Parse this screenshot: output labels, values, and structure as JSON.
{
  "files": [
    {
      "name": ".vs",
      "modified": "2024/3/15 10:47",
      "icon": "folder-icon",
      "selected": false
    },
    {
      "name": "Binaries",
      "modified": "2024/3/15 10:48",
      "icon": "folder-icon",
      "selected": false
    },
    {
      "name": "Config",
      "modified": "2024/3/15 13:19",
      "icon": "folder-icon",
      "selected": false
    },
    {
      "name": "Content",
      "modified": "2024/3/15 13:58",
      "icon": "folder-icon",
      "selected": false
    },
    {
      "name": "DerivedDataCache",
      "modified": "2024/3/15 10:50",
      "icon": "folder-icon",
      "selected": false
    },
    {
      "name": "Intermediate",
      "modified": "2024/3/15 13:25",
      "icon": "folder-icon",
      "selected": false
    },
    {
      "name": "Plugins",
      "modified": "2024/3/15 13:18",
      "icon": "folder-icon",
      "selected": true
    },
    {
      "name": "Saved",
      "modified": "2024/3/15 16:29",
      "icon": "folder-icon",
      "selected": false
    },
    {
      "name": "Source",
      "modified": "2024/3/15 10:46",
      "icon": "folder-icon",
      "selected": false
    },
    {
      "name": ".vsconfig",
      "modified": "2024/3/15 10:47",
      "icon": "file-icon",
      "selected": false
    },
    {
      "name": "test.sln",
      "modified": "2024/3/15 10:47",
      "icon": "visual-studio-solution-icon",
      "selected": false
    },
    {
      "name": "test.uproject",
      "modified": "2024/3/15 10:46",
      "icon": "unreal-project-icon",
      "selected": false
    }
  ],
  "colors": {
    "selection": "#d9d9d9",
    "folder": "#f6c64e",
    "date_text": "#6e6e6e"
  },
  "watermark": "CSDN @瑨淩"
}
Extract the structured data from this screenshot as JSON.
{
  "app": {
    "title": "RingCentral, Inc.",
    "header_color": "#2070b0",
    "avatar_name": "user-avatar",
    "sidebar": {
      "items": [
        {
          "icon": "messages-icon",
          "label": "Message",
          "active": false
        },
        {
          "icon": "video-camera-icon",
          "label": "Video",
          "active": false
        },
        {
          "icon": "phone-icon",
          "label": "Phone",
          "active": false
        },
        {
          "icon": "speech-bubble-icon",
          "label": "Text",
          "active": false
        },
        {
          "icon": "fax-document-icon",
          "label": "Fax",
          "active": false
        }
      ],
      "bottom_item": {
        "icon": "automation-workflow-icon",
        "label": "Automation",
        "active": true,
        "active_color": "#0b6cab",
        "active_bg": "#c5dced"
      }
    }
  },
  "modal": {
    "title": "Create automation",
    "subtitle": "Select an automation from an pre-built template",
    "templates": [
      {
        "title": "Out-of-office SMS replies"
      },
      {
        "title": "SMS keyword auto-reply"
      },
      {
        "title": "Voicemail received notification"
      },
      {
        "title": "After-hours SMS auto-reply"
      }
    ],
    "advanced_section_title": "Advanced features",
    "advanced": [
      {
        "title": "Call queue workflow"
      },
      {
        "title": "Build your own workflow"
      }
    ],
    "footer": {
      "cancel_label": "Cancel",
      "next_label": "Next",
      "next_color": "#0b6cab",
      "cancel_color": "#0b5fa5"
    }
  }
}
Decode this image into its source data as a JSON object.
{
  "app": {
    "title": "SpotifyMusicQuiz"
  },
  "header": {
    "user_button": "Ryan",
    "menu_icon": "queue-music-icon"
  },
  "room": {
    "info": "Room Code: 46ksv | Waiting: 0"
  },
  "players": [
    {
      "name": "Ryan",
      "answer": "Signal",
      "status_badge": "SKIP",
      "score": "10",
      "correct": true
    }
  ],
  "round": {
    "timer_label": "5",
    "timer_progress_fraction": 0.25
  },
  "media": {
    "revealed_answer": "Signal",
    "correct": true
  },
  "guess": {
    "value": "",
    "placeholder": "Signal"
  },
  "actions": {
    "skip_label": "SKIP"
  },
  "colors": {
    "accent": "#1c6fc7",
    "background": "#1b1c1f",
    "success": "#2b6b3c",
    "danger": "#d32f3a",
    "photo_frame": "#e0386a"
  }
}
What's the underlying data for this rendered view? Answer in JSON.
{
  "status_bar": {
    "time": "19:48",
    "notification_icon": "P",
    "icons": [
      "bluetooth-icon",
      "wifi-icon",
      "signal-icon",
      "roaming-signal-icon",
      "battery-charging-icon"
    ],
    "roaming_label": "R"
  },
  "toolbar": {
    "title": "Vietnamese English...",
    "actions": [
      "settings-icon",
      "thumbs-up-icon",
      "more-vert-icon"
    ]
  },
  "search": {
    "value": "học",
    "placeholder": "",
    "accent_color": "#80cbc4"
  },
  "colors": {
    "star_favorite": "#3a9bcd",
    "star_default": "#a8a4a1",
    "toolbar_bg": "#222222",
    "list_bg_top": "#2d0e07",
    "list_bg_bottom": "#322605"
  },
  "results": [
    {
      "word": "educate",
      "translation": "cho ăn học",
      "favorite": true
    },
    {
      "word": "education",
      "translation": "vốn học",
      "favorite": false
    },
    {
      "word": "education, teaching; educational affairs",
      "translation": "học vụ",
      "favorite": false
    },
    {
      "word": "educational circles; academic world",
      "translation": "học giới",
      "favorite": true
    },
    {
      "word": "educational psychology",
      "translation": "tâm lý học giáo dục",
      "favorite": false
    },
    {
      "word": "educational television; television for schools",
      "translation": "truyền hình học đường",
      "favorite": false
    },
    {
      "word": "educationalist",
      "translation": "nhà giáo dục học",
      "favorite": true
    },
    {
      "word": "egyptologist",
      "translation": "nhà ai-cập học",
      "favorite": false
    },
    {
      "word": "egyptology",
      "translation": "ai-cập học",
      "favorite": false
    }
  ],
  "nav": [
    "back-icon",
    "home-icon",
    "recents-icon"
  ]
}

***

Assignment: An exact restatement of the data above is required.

Your response:
Parse this screenshot: output labels, values, and structure as JSON.
{
  "files": [
    {
      "name": ".vs",
      "modified": "2024/3/15 10:47",
      "icon": "folder-icon",
      "selected": false
    },
    {
      "name": "Binaries",
      "modified": "2024/3/15 10:48",
      "icon": "folder-icon",
      "selected": false
    },
    {
      "name": "Config",
      "modified": "2024/3/15 13:19",
      "icon": "folder-icon",
      "selected": false
    },
    {
      "name": "Content",
      "modified": "2024/3/15 13:58",
      "icon": "folder-icon",
      "selected": false
    },
    {
      "name": "DerivedDataCache",
      "modified": "2024/3/15 10:50",
      "icon": "folder-icon",
      "selected": false
    },
    {
      "name": "Intermediate",
      "modified": "2024/3/15 13:25",
      "icon": "folder-icon",
      "selected": false
    },
    {
      "name": "Plugins",
      "modified": "2024/3/15 13:18",
      "icon": "folder-icon",
      "selected": true
    },
    {
      "name": "Saved",
      "modified": "2024/3/15 16:29",
      "icon": "folder-icon",
      "selected": false
    },
    {
      "name": "Source",
      "modified": "2024/3/15 10:46",
      "icon": "folder-icon",
      "selected": false
    },
    {
      "name": ".vsconfig",
      "modified": "2024/3/15 10:47",
      "icon": "file-icon",
      "selected": false
    },
    {
      "name": "test.sln",
      "modified": "2024/3/15 10:47",
      "icon": "visual-studio-solution-icon",
      "selected": false
    },
    {
      "name": "test.uproject",
      "modified": "2024/3/15 10:46",
      "icon": "unreal-project-icon",
      "selected": false
    }
  ],
  "colors": {
    "selection": "#d9d9d9",
    "folder": "#f6c64e",
    "date_text": "#6e6e6e"
  },
  "watermark": "CSDN @瑨淩"
}
Extract the structured data from this screenshot as JSON.
{
  "app": {
    "title": "RingCentral, Inc.",
    "header_color": "#2070b0",
    "avatar_name": "user-avatar",
    "sidebar": {
      "items": [
        {
          "icon": "messages-icon",
          "label": "Message",
          "active": false
        },
        {
          "icon": "video-camera-icon",
          "label": "Video",
          "active": false
        },
        {
          "icon": "phone-icon",
          "label": "Phone",
          "active": false
        },
        {
          "icon": "speech-bubble-icon",
          "label": "Text",
          "active": false
        },
        {
          "icon": "fax-document-icon",
          "label": "Fax",
          "active": false
        }
      ],
      "bottom_item": {
        "icon": "automation-workflow-icon",
        "label": "Automation",
        "active": true,
        "active_color": "#0b6cab",
        "active_bg": "#c5dced"
      }
    }
  },
  "modal": {
    "title": "Create automation",
    "subtitle": "Select an automation from an pre-built template",
    "templates": [
      {
        "title": "Out-of-office SMS replies"
      },
      {
        "title": "SMS keyword auto-reply"
      },
      {
        "title": "Voicemail received notification"
      },
      {
        "title": "After-hours SMS auto-reply"
      }
    ],
    "advanced_section_title": "Advanced features",
    "advanced": [
      {
        "title": "Call queue workflow"
      },
      {
        "title": "Build your own workflow"
      }
    ],
    "footer": {
      "cancel_label": "Cancel",
      "next_label": "Next",
      "next_color": "#0b6cab",
      "cancel_color": "#0b5fa5"
    }
  }
}
Decode this image into its source data as a JSON object.
{
  "app": {
    "title": "SpotifyMusicQuiz"
  },
  "header": {
    "user_button": "Ryan",
    "menu_icon": "queue-music-icon"
  },
  "room": {
    "info": "Room Code: 46ksv | Waiting: 0"
  },
  "players": [
    {
      "name": "Ryan",
      "answer": "Signal",
      "status_badge": "SKIP",
      "score": "10",
      "correct": true
    }
  ],
  "round": {
    "timer_label": "5",
    "timer_progress_fraction": 0.25
  },
  "media": {
    "revealed_answer": "Signal",
    "correct": true
  },
  "guess": {
    "value": "",
    "placeholder": "Signal"
  },
  "actions": {
    "skip_label": "SKIP"
  },
  "colors": {
    "accent": "#1c6fc7",
    "background": "#1b1c1f",
    "success": "#2b6b3c",
    "danger": "#d32f3a",
    "photo_frame": "#e0386a"
  }
}
What's the underlying data for this rendered view? Answer in JSON.
{
  "status_bar": {
    "time": "19:48",
    "notification_icon": "P",
    "icons": [
      "bluetooth-icon",
      "wifi-icon",
      "signal-icon",
      "roaming-signal-icon",
      "battery-charging-icon"
    ],
    "roaming_label": "R"
  },
  "toolbar": {
    "title": "Vietnamese English...",
    "actions": [
      "settings-icon",
      "thumbs-up-icon",
      "more-vert-icon"
    ]
  },
  "search": {
    "value": "học",
    "placeholder": "",
    "accent_color": "#80cbc4"
  },
  "colors": {
    "star_favorite": "#3a9bcd",
    "star_default": "#a8a4a1",
    "toolbar_bg": "#222222",
    "list_bg_top": "#2d0e07",
    "list_bg_bottom": "#322605"
  },
  "results": [
    {
      "word": "educate",
      "translation": "cho ăn học",
      "favorite": true
    },
    {
      "word": "education",
      "translation": "vốn học",
      "favorite": false
    },
    {
      "word": "education, teaching; educational affairs",
      "translation": "học vụ",
      "favorite": false
    },
    {
      "word": "educational circles; academic world",
      "translation": "học giới",
      "favorite": true
    },
    {
      "word": "educational psychology",
      "translation": "tâm lý học giáo dục",
      "favorite": false
    },
    {
      "word": "educational television; television for schools",
      "translation": "truyền hình học đường",
      "favorite": false
    },
    {
      "word": "educationalist",
      "translation": "nhà giáo dục học",
      "favorite": true
    },
    {
      "word": "egyptologist",
      "translation": "nhà ai-cập học",
      "favorite": false
    },
    {
      "word": "egyptology",
      "translation": "ai-cập học",
      "favorite": false
    }
  ],
  "nav": [
    "back-icon",
    "home-icon",
    "recents-icon"
  ]
}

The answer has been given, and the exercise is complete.